The use of media by both sides of the negotiation table is nothing new. In fact, it was heavily used in the NHL’s battle with the NHLPA earlier this decade. It is also being heavily employed by the NFL and the NFLPA during this round of CBA negotiations. This time, new media in the form of blogs and Tweets are involved, as well.
In such contentious negotiations, it is very difficult, and sometimes impossible, to determine which side has a better case. And at the end of the day, it does not matter; everyone suffers if a season, or part of a season, is lost due to a labor battle. Is the NFL bargaining in good faith? Should there be a rookie salary cap? Does the union truly have all the financial information it needs to bargain?
Interestingly, when the authors released the piece, they wrote that there is no need to create artificial deadlines, “as these will obstruct the natural development of negotiations between the parties.” DeMaurice Smith certainly did not agree, as the NFLPA had an “internal deadline” for agreeing to a new CBA, which apparently has already passed. Going back to my previous point about new media, check out where the news was posted – on the League’s own blog focused mainly on labor issues.
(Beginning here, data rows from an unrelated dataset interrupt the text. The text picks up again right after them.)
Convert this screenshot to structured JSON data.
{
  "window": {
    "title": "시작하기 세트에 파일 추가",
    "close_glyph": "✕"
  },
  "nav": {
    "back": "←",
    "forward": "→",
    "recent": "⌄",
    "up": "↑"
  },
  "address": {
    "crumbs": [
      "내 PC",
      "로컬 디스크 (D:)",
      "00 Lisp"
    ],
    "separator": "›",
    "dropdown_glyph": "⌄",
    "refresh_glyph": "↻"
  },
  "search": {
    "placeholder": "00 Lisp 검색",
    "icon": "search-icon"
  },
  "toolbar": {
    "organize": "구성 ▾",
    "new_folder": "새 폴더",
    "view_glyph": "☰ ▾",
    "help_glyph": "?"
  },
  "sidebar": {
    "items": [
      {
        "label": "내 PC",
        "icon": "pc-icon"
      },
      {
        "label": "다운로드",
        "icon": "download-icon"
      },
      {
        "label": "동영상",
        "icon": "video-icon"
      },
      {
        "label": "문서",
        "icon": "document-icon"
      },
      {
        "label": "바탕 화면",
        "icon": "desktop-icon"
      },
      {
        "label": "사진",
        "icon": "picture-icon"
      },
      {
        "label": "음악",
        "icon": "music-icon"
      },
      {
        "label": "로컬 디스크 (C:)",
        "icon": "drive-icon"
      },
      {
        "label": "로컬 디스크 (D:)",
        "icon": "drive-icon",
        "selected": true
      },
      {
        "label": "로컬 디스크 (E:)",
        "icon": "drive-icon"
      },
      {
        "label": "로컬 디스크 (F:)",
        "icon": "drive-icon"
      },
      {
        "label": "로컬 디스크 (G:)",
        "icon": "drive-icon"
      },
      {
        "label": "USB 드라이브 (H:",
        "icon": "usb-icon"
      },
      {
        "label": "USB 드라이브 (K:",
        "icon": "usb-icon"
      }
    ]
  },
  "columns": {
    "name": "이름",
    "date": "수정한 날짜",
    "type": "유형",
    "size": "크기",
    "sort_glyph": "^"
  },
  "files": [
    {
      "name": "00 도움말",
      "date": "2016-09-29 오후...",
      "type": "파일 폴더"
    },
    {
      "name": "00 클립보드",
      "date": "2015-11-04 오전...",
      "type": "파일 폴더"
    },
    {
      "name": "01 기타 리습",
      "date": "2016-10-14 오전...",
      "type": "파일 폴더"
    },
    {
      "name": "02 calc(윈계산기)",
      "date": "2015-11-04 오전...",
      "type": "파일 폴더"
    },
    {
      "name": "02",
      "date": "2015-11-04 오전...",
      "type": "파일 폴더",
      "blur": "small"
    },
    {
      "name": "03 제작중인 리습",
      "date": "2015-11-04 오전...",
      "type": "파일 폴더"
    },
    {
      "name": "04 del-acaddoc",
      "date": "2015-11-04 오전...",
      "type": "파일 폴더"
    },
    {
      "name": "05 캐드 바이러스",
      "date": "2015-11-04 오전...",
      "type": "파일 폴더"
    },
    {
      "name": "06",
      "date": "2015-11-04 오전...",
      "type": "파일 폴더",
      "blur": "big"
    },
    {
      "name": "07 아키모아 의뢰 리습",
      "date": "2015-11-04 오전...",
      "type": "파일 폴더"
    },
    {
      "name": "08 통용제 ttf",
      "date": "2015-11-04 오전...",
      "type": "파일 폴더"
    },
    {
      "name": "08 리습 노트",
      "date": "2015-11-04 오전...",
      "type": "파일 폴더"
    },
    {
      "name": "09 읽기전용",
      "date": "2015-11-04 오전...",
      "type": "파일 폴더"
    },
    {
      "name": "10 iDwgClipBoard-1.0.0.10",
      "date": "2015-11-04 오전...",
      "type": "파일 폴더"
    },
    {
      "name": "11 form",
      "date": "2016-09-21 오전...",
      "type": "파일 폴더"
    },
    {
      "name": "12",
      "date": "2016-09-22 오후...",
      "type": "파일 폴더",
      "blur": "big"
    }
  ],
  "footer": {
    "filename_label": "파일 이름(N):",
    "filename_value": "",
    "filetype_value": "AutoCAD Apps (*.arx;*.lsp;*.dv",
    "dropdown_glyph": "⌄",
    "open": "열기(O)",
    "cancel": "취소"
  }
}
Skip to the end of the IPLJ article and you will see the authors’ predictions, which includes the belief that Ownership will lockout the players. And then there is decertification talk, which has been gaining momentum as of late. Every NFL team has approved of a plan to decertify the NFLPA if there is not a new CBA agreed to by March 3, 2011. I assume that the date is subject to change. Decertification would mean that the NFLPA is no longer a union; players could then sue the league under an antitrust claim.
This article originally appeared on the Sports Agent Blog.